#### Problem
Please retype every record below exactly, leaving the pictures out.
====== Data records ======
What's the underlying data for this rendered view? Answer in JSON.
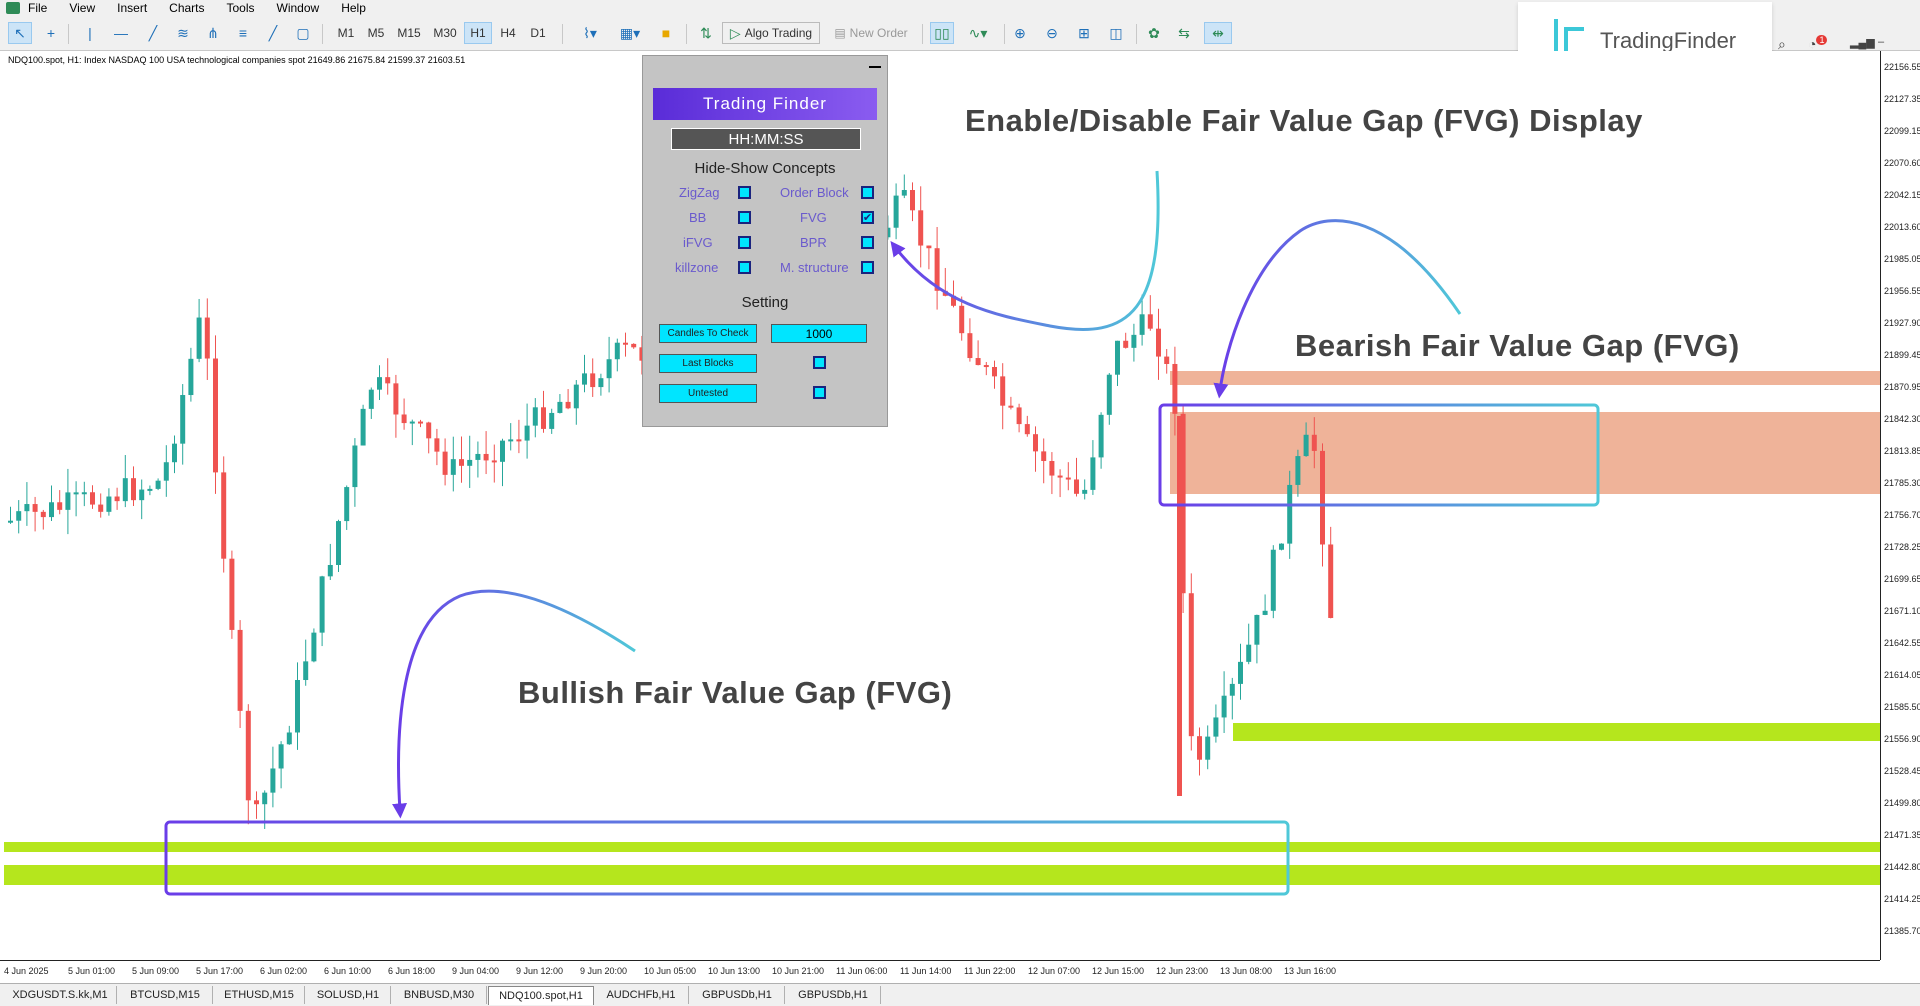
{
  "menu": {
    "items": [
      "File",
      "View",
      "Insert",
      "Charts",
      "Tools",
      "Window",
      "Help"
    ]
  },
  "toolbar": {
    "timeframes": [
      "M1",
      "M5",
      "M15",
      "M30",
      "H1",
      "H4",
      "D1"
    ],
    "active_timeframe": "H1",
    "algo_label": "Algo Trading",
    "new_order_label": "New Order"
  },
  "brand": {
    "name": "TradingFinder",
    "notification_count": "1"
  },
  "chart": {
    "title": "NDQ100.spot, H1:  Index NASDAQ 100 USA technological companies spot  21649.86 21675.84 21599.37 21603.51",
    "price_labels": [
      "22156.55",
      "22127.35",
      "22099.15",
      "22070.60",
      "22042.15",
      "22013.60",
      "21985.05",
      "21956.55",
      "21927.90",
      "21899.45",
      "21870.95",
      "21842.30",
      "21813.85",
      "21785.30",
      "21756.70",
      "21728.25",
      "21699.65",
      "21671.10",
      "21642.55",
      "21614.05",
      "21585.50",
      "21556.90",
      "21528.45",
      "21499.80",
      "21471.35",
      "21442.80",
      "21414.25",
      "21385.70"
    ],
    "time_labels": [
      "4 Jun 2025",
      "5 Jun 01:00",
      "5 Jun 09:00",
      "5 Jun 17:00",
      "6 Jun 02:00",
      "6 Jun 10:00",
      "6 Jun 18:00",
      "9 Jun 04:00",
      "9 Jun 12:00",
      "9 Jun 20:00",
      "10 Jun 05:00",
      "10 Jun 13:00",
      "10 Jun 21:00",
      "11 Jun 06:00",
      "11 Jun 14:00",
      "11 Jun 22:00",
      "12 Jun 07:00",
      "12 Jun 15:00",
      "12 Jun 23:00",
      "13 Jun 08:00",
      "13 Jun 16:00"
    ]
  },
  "panel": {
    "clock": "HH:MM:SS",
    "logo_text": "Trading Finder",
    "concepts_title": "Hide-Show Concepts",
    "concepts": [
      {
        "label": "ZigZag",
        "checked": false
      },
      {
        "label": "Order Block",
        "checked": false
      },
      {
        "label": "BB",
        "checked": false
      },
      {
        "label": "FVG",
        "checked": true
      },
      {
        "label": "iFVG",
        "checked": false
      },
      {
        "label": "BPR",
        "checked": false
      },
      {
        "label": "killzone",
        "checked": false
      },
      {
        "label": "M. structure",
        "checked": false
      }
    ],
    "setting_title": "Setting",
    "candles_label": "Candles To Check",
    "candles_value": "1000",
    "last_blocks_label": "Last Blocks",
    "untested_label": "Untested"
  },
  "annotations": {
    "enable": "Enable/Disable Fair Value Gap (FVG) Display",
    "bearish": "Bearish Fair Value Gap (FVG)",
    "bullish": "Bullish Fair Value Gap (FVG)"
  },
  "tabs": [
    "XDGUSDT.S.kk,M1",
    "BTCUSD,M15",
    "ETHUSD,M15",
    "SOLUSD,H1",
    "BNBUSD,M30",
    "NDQ100.spot,H1",
    "AUDCHFb,H1",
    "GBPUSDb,H1",
    "GBPUSDb,H1"
  ],
  "active_tab": "NDQ100.spot,H1",
  "colors": {
    "bull": "#26a69a",
    "bear": "#ef5350",
    "bearish_zone": "#efb399",
    "bullish_zone": "#b5e61d",
    "panel_bg": "#c4c4c4",
    "accent": "#7b3fe4",
    "cyan": "#4fc8d8"
  }
}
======
#### Task result
What's the underlying data for this rendered view? Answer in JSON.
{
  "menu": {
    "items": [
      "File",
      "View",
      "Insert",
      "Charts",
      "Tools",
      "Window",
      "Help"
    ]
  },
  "toolbar": {
    "timeframes": [
      "M1",
      "M5",
      "M15",
      "M30",
      "H1",
      "H4",
      "D1"
    ],
    "active_timeframe": "H1",
    "algo_label": "Algo Trading",
    "new_order_label": "New Order"
  },
  "brand": {
    "name": "TradingFinder",
    "notification_count": "1"
  },
  "chart": {
    "title": "NDQ100.spot, H1:  Index NASDAQ 100 USA technological companies spot  21649.86 21675.84 21599.37 21603.51",
    "price_labels": [
      "22156.55",
      "22127.35",
      "22099.15",
      "22070.60",
      "22042.15",
      "22013.60",
      "21985.05",
      "21956.55",
      "21927.90",
      "21899.45",
      "21870.95",
      "21842.30",
      "21813.85",
      "21785.30",
      "21756.70",
      "21728.25",
      "21699.65",
      "21671.10",
      "21642.55",
      "21614.05",
      "21585.50",
      "21556.90",
      "21528.45",
      "21499.80",
      "21471.35",
      "21442.80",
      "21414.25",
      "21385.70"
    ],
    "time_labels": [
      "4 Jun 2025",
      "5 Jun 01:00",
      "5 Jun 09:00",
      "5 Jun 17:00",
      "6 Jun 02:00",
      "6 Jun 10:00",
      "6 Jun 18:00",
      "9 Jun 04:00",
      "9 Jun 12:00",
      "9 Jun 20:00",
      "10 Jun 05:00",
      "10 Jun 13:00",
      "10 Jun 21:00",
      "11 Jun 06:00",
      "11 Jun 14:00",
      "11 Jun 22:00",
      "12 Jun 07:00",
      "12 Jun 15:00",
      "12 Jun 23:00",
      "13 Jun 08:00",
      "13 Jun 16:00"
    ]
  },
  "panel": {
    "clock": "HH:MM:SS",
    "logo_text": "Trading Finder",
    "concepts_title": "Hide-Show Concepts",
    "concepts": [
      {
        "label": "ZigZag",
        "checked": false
      },
      {
        "label": "Order Block",
        "checked": false
      },
      {
        "label": "BB",
        "checked": false
      },
      {
        "label": "FVG",
        "checked": true
      },
      {
        "label": "iFVG",
        "checked": false
      },
      {
        "label": "BPR",
        "checked": false
      },
      {
        "label": "killzone",
        "checked": false
      },
      {
        "label": "M. structure",
        "checked": false
      }
    ],
    "setting_title": "Setting",
    "candles_label": "Candles To Check",
    "candles_value": "1000",
    "last_blocks_label": "Last Blocks",
    "untested_label": "Untested"
  },
  "annotations": {
    "enable": "Enable/Disable Fair Value Gap (FVG) Display",
    "bearish": "Bearish Fair Value Gap (FVG)",
    "bullish": "Bullish Fair Value Gap (FVG)"
  },
  "tabs": [
    "XDGUSDT.S.kk,M1",
    "BTCUSD,M15",
    "ETHUSD,M15",
    "SOLUSD,H1",
    "BNBUSD,M30",
    "NDQ100.spot,H1",
    "AUDCHFb,H1",
    "GBPUSDb,H1",
    "GBPUSDb,H1"
  ],
  "active_tab": "NDQ100.spot,H1",
  "colors": {
    "bull": "#26a69a",
    "bear": "#ef5350",
    "bearish_zone": "#efb399",
    "bullish_zone": "#b5e61d",
    "panel_bg": "#c4c4c4",
    "accent": "#7b3fe4",
    "cyan": "#4fc8d8"
  }
}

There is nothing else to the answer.